Ten days after he won a global prize for innovation, for an ice stupa prototype, he used a public lecture on Friday to launch a fund-raising effort to seed the proposed university and its environs. Having invested his $ 150,000 prize money, which amounts to about a crore of rupees, into the fund, he hopes to raise Rs 50 crore from the public at large.
The Leh Autonomous Hill Development Council (LAHDC) has already allocated 200 acres land for the university, a project of the Students’ Educational and Cultural Movement Of Ladakh (SECMOL) which Wangchuk had launched in 1994. He has, in turn, offered the LAHDC a 33 percent stake in the project.
He proposes to install a series of ice stupas above the premises, to provide water during the lean season. He hopes that water would sustain greenery around the university and sustain a bustling university town which has a rugged desert landscape today.
Wangchuk's roller-coaster life
Wangchuk had revolutionised education in Leh district beginning two decades ago. That was a huge task since India’s second largest district sprawls across some of the highest inhabited mountains in the world; many hamlets are isolated in the world’s most challenging terrain. The district schools often had a failure rate of 85 to 90 percent. Seeing this, Wangchuk had given up his engineering studies and turned to grassroots initiatives to improve schooling. He set up a wonderful little school full of busting energy just above the Indus a little upriver from Leh. Wangchuk’s team used mud and other local building materials; innovative design brought warmth during winters and cool during summers without any power-consuming heating. Rather, the south-facing building used solar energy and simple convection. Solar energy even kept the cowshed warm.
Wangchuk quipped at the launch programme that the cows, sheltered in warm cowsheds, gave three times more milk than most cows in Ladakh.
The first qualification to be admitted to the school was unique: the student must have failed certain subjects.
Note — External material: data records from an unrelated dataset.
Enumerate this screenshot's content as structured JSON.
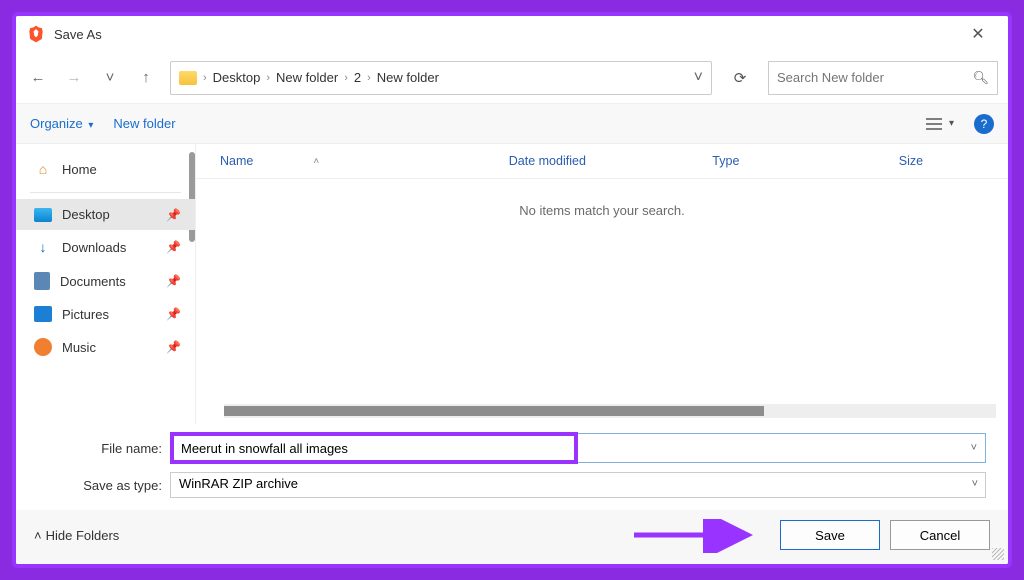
{
  "title": "Save As",
  "nav": {
    "back": "←",
    "fwd": "→",
    "recent": "˅",
    "up": "↑"
  },
  "breadcrumbs": [
    "Desktop",
    "New folder",
    "2",
    "New folder"
  ],
  "search_placeholder": "Search New folder",
  "toolbar": {
    "organize": "Organize",
    "newfolder": "New folder",
    "help": "?"
  },
  "columns": {
    "name": "Name",
    "date": "Date modified",
    "type": "Type",
    "size": "Size"
  },
  "empty_msg": "No items match your search.",
  "sidebar": {
    "home": "Home",
    "desktop": "Desktop",
    "downloads": "Downloads",
    "documents": "Documents",
    "pictures": "Pictures",
    "music": "Music"
  },
  "form": {
    "filename_label": "File name:",
    "filename_value": "Meerut in snowfall all images",
    "type_label": "Save as type:",
    "type_value": "WinRAR ZIP archive"
  },
  "footer": {
    "hide": "Hide Folders",
    "save": "Save",
    "cancel": "Cancel"
  }
}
Yet, the school turned out some of Ladakh's best achievers – and promoted gender equality and rights.
He emphasised that the school is run by students where they have their own little parliament. The students then elect a leader who allocated responsibilities to other students. The posts of the students are changed every two months. Thus, the school is a little country within a country, he joked.
SECMOL has also tried to empower village communities across the district to take control of their government-run village schools through Village Education Committees (VEC). Gradually, the pass-rate of Ladakh’s students saw an upward trend which has now reached 75 percent. However, as it had approached 50 percent, a series of vested interests began to see Wangchuk as a political threat. His visionary VEC scheme was in keeping with the essential concepts of the Panchayati Raj acts which the country had recently adopted. But the venal, self-serving, unwilling-to-be-accountable education system, teachers' associations, and the political-bureaucratic Leviathan hit back around a decade ago.
For a while, Wangchuk had to flee the state in fear for his life and liberty. Now that his grit and never-say-die spirit has brought him into the global limelight, Wangchuk doesn’t seem to harbour any resentment. Perhaps the greatest education his movement can give is the art of forgiveness, of positivity and resilience. Of course, global inclusiveness would be a close second.